[App and web page records]
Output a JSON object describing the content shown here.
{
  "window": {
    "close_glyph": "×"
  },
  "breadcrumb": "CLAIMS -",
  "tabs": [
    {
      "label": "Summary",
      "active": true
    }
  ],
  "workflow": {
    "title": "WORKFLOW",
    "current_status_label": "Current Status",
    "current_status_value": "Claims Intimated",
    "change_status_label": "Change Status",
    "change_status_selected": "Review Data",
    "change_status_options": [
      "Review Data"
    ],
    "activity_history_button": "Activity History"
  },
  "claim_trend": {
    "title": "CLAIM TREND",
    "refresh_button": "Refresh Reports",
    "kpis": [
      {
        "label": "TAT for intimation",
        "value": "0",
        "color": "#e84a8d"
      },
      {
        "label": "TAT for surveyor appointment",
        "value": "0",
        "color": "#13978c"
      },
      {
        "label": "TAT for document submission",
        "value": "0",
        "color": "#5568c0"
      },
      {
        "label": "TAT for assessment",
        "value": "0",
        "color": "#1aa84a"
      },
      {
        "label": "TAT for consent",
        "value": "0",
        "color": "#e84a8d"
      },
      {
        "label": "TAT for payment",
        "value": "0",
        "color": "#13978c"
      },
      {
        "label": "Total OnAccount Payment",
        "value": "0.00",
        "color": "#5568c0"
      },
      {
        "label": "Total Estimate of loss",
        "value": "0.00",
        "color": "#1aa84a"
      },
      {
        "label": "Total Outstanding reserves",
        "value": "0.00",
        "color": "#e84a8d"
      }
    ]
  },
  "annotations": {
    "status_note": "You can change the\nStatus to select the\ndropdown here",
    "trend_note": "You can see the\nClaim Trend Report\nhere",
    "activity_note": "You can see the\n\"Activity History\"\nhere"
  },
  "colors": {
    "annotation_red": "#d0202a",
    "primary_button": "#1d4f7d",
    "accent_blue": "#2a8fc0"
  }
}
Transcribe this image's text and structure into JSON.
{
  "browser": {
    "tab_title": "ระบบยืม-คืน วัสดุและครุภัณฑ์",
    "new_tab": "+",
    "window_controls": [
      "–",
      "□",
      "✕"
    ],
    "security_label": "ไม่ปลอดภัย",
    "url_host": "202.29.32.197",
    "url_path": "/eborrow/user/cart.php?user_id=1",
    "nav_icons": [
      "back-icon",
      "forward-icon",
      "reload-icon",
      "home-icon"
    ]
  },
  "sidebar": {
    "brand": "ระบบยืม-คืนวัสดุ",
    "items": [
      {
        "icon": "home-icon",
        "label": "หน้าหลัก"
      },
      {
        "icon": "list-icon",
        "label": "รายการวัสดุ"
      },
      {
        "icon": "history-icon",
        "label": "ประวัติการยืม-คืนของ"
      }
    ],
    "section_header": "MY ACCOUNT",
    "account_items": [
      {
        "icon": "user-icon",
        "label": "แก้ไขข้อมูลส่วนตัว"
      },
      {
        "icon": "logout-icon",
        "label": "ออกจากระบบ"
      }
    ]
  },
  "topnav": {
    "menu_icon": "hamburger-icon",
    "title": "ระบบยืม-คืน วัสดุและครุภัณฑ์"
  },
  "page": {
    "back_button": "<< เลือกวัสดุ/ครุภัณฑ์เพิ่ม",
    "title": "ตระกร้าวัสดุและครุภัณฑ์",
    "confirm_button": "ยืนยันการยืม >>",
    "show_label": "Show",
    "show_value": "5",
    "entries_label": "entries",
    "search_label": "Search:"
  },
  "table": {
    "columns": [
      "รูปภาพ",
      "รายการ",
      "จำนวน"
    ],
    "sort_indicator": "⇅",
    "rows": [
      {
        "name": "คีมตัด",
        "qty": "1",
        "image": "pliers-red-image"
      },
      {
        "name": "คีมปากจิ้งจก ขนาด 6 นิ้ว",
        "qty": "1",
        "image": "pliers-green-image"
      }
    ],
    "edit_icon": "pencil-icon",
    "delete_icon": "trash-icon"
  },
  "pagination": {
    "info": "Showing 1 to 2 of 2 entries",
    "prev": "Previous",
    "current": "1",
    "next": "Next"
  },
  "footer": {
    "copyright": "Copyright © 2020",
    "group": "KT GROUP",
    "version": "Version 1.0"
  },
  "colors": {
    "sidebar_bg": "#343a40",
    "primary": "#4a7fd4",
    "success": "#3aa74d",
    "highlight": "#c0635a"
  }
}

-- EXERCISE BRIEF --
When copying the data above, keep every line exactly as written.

-- OUTPUT FOR THIS EXERCISE --
Output a JSON object describing the content shown here.
{
  "window": {
    "close_glyph": "×"
  },
  "breadcrumb": "CLAIMS -",
  "tabs": [
    {
      "label": "Summary",
      "active": true
    }
  ],
  "workflow": {
    "title": "WORKFLOW",
    "current_status_label": "Current Status",
    "current_status_value": "Claims Intimated",
    "change_status_label": "Change Status",
    "change_status_selected": "Review Data",
    "change_status_options": [
      "Review Data"
    ],
    "activity_history_button": "Activity History"
  },
  "claim_trend": {
    "title": "CLAIM TREND",
    "refresh_button": "Refresh Reports",
    "kpis": [
      {
        "label": "TAT for intimation",
        "value": "0",
        "color": "#e84a8d"
      },
      {
        "label": "TAT for surveyor appointment",
        "value": "0",
        "color": "#13978c"
      },
      {
        "label": "TAT for document submission",
        "value": "0",
        "color": "#5568c0"
      },
      {
        "label": "TAT for assessment",
        "value": "0",
        "color": "#1aa84a"
      },
      {
        "label": "TAT for consent",
        "value": "0",
        "color": "#e84a8d"
      },
      {
        "label": "TAT for payment",
        "value": "0",
        "color": "#13978c"
      },
      {
        "label": "Total OnAccount Payment",
        "value": "0.00",
        "color": "#5568c0"
      },
      {
        "label": "Total Estimate of loss",
        "value": "0.00",
        "color": "#1aa84a"
      },
      {
        "label": "Total Outstanding reserves",
        "value": "0.00",
        "color": "#e84a8d"
      }
    ]
  },
  "annotations": {
    "status_note": "You can change the\nStatus to select the\ndropdown here",
    "trend_note": "You can see the\nClaim Trend Report\nhere",
    "activity_note": "You can see the\n\"Activity History\"\nhere"
  },
  "colors": {
    "annotation_red": "#d0202a",
    "primary_button": "#1d4f7d",
    "accent_blue": "#2a8fc0"
  }
}
Transcribe this image's text and structure into JSON.
{
  "browser": {
    "tab_title": "ระบบยืม-คืน วัสดุและครุภัณฑ์",
    "new_tab": "+",
    "window_controls": [
      "–",
      "□",
      "✕"
    ],
    "security_label": "ไม่ปลอดภัย",
    "url_host": "202.29.32.197",
    "url_path": "/eborrow/user/cart.php?user_id=1",
    "nav_icons": [
      "back-icon",
      "forward-icon",
      "reload-icon",
      "home-icon"
    ]
  },
  "sidebar": {
    "brand": "ระบบยืม-คืนวัสดุ",
    "items": [
      {
        "icon": "home-icon",
        "label": "หน้าหลัก"
      },
      {
        "icon": "list-icon",
        "label": "รายการวัสดุ"
      },
      {
        "icon": "history-icon",
        "label": "ประวัติการยืม-คืนของ"
      }
    ],
    "section_header": "MY ACCOUNT",
    "account_items": [
      {
        "icon": "user-icon",
        "label": "แก้ไขข้อมูลส่วนตัว"
      },
      {
        "icon": "logout-icon",
        "label": "ออกจากระบบ"
      }
    ]
  },
  "topnav": {
    "menu_icon": "hamburger-icon",
    "title": "ระบบยืม-คืน วัสดุและครุภัณฑ์"
  },
  "page": {
    "back_button": "<< เลือกวัสดุ/ครุภัณฑ์เพิ่ม",
    "title": "ตระกร้าวัสดุและครุภัณฑ์",
    "confirm_button": "ยืนยันการยืม >>",
    "show_label": "Show",
    "show_value": "5",
    "entries_label": "entries",
    "search_label": "Search:"
  },
  "table": {
    "columns": [
      "รูปภาพ",
      "รายการ",
      "จำนวน"
    ],
    "sort_indicator": "⇅",
    "rows": [
      {
        "name": "คีมตัด",
        "qty": "1",
        "image": "pliers-red-image"
      },
      {
        "name": "คีมปากจิ้งจก ขนาด 6 นิ้ว",
        "qty": "1",
        "image": "pliers-green-image"
      }
    ],
    "edit_icon": "pencil-icon",
    "delete_icon": "trash-icon"
  },
  "pagination": {
    "info": "Showing 1 to 2 of 2 entries",
    "prev": "Previous",
    "current": "1",
    "next": "Next"
  },
  "footer": {
    "copyright": "Copyright © 2020",
    "group": "KT GROUP",
    "version": "Version 1.0"
  },
  "colors": {
    "sidebar_bg": "#343a40",
    "primary": "#4a7fd4",
    "success": "#3aa74d",
    "highlight": "#c0635a"
  }
}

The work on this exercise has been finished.